◆ What the task asks:
Each entry needs to be repeated exactly, with nothing added or removed.

Records drawn from a dataset:
↓↓↓
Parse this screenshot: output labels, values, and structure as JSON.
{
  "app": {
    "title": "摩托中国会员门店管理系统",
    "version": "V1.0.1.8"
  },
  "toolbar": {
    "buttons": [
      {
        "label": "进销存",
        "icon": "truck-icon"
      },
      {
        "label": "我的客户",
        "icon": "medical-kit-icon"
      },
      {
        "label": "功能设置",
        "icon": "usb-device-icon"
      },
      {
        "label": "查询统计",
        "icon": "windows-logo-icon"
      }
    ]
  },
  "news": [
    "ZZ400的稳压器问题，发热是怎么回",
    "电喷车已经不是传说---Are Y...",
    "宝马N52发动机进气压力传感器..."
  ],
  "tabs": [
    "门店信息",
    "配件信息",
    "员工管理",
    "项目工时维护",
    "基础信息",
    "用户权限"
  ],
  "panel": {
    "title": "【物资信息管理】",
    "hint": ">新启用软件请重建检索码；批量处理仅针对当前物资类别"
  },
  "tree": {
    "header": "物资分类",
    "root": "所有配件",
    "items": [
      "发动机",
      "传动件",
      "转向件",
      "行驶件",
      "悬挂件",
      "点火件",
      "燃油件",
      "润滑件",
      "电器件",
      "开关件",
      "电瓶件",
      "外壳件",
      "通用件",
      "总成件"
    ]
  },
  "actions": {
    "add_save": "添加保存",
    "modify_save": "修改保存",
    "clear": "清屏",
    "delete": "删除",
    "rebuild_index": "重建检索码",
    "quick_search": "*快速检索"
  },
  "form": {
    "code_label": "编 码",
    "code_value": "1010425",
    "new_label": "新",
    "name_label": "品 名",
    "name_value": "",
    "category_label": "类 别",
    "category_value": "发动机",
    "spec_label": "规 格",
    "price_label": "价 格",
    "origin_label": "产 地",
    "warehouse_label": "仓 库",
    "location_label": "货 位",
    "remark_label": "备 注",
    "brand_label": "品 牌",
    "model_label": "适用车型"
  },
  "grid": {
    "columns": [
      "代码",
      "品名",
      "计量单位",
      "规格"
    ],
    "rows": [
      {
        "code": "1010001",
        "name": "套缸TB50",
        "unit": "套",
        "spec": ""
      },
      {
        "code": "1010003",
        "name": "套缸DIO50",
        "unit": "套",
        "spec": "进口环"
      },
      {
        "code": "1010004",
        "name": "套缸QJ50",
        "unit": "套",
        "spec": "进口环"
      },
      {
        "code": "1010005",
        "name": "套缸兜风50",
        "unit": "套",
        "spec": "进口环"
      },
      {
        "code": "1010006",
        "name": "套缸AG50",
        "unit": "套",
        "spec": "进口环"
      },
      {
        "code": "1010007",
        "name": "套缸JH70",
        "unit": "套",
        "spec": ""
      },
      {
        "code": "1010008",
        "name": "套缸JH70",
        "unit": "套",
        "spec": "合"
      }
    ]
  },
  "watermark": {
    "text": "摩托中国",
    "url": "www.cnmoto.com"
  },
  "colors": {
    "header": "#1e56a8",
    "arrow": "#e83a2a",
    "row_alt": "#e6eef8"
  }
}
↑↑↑
◆ Expected answer:
Parse this screenshot: output labels, values, and structure as JSON.
{
  "app": {
    "title": "摩托中国会员门店管理系统",
    "version": "V1.0.1.8"
  },
  "toolbar": {
    "buttons": [
      {
        "label": "进销存",
        "icon": "truck-icon"
      },
      {
        "label": "我的客户",
        "icon": "medical-kit-icon"
      },
      {
        "label": "功能设置",
        "icon": "usb-device-icon"
      },
      {
        "label": "查询统计",
        "icon": "windows-logo-icon"
      }
    ]
  },
  "news": [
    "ZZ400的稳压器问题，发热是怎么回",
    "电喷车已经不是传说---Are Y...",
    "宝马N52发动机进气压力传感器..."
  ],
  "tabs": [
    "门店信息",
    "配件信息",
    "员工管理",
    "项目工时维护",
    "基础信息",
    "用户权限"
  ],
  "panel": {
    "title": "【物资信息管理】",
    "hint": ">新启用软件请重建检索码；批量处理仅针对当前物资类别"
  },
  "tree": {
    "header": "物资分类",
    "root": "所有配件",
    "items": [
      "发动机",
      "传动件",
      "转向件",
      "行驶件",
      "悬挂件",
      "点火件",
      "燃油件",
      "润滑件",
      "电器件",
      "开关件",
      "电瓶件",
      "外壳件",
      "通用件",
      "总成件"
    ]
  },
  "actions": {
    "add_save": "添加保存",
    "modify_save": "修改保存",
    "clear": "清屏",
    "delete": "删除",
    "rebuild_index": "重建检索码",
    "quick_search": "*快速检索"
  },
  "form": {
    "code_label": "编 码",
    "code_value": "1010425",
    "new_label": "新",
    "name_label": "品 名",
    "name_value": "",
    "category_label": "类 别",
    "category_value": "发动机",
    "spec_label": "规 格",
    "price_label": "价 格",
    "origin_label": "产 地",
    "warehouse_label": "仓 库",
    "location_label": "货 位",
    "remark_label": "备 注",
    "brand_label": "品 牌",
    "model_label": "适用车型"
  },
  "grid": {
    "columns": [
      "代码",
      "品名",
      "计量单位",
      "规格"
    ],
    "rows": [
      {
        "code": "1010001",
        "name": "套缸TB50",
        "unit": "套",
        "spec": ""
      },
      {
        "code": "1010003",
        "name": "套缸DIO50",
        "unit": "套",
        "spec": "进口环"
      },
      {
        "code": "1010004",
        "name": "套缸QJ50",
        "unit": "套",
        "spec": "进口环"
      },
      {
        "code": "1010005",
        "name": "套缸兜风50",
        "unit": "套",
        "spec": "进口环"
      },
      {
        "code": "1010006",
        "name": "套缸AG50",
        "unit": "套",
        "spec": "进口环"
      },
      {
        "code": "1010007",
        "name": "套缸JH70",
        "unit": "套",
        "spec": ""
      },
      {
        "code": "1010008",
        "name": "套缸JH70",
        "unit": "套",
        "spec": "合"
      }
    ]
  },
  "watermark": {
    "text": "摩托中国",
    "url": "www.cnmoto.com"
  },
  "colors": {
    "header": "#1e56a8",
    "arrow": "#e83a2a",
    "row_alt": "#e6eef8"
  }
}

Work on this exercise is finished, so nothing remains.